Working mothers are still expected to make their children’s costumes for the school play, despite the fact that home economics was abolished in the Seventies; we’re told it’s not looks but brains that count, and yet if we dare to leave the house looking vaguely our age we’re made to feel like failures; women’s magazines run earnest articles about the evils of size 00 culture, only to feature models with hips like 10-year-old boys a few pages later; we pay the same level of taxation as men, and yet on average we earn 25% less.
So, this book – a book for women who never got around to perfecting the art of domestic divinity but would quite like to be able to cook supper for six without having a nervous breakdown; who never quite mastered Cosmo’s 101 ways to please your man, but don’t want the embarrassment, not to say inconvenience, of him running off with a 19-year-old Russian supermodel.
It’s your mother, your best friend, your guru and your shrink wrapped up in book form, with jokes. It’s the antidote to every stupid, boring, reductive magazine article you’ve ever read, or every silly, hair-twirling, chick lit confection about girls called Arabella who marry bankers and live in Gstaad. It’s for women who love their children but don’t want them to run their lives; and for women who love their lives and won’t have them run by children. It’s about revising expectations, exploding myths and generally dealing with all that life, love and other people have to throw at you.
Reviews of Backwards in High Heels

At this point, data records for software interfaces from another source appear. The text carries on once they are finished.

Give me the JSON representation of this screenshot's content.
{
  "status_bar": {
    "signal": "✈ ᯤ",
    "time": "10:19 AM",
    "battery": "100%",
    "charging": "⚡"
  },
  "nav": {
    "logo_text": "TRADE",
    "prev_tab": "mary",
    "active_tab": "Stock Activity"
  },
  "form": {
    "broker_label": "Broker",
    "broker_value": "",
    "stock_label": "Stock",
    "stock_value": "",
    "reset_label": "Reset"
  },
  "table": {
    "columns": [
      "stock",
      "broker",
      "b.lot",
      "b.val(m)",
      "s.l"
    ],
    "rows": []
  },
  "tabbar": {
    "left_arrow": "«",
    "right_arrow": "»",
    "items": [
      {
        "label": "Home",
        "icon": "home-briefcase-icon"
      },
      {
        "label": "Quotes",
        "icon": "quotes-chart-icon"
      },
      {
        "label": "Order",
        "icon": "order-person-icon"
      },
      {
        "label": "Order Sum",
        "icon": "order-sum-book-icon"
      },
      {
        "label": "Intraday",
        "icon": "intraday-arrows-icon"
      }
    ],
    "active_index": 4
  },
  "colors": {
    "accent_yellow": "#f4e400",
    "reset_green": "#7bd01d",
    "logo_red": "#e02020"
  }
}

- ‘A witty and penetrating examination of the fantasies women create that imprison them. Marvellously liberating.’ Dorothy Rowe
- ‘Luminously lovely prose, wit, wisdom and –another rarity– great kindness.’ Catherine Nixey The Times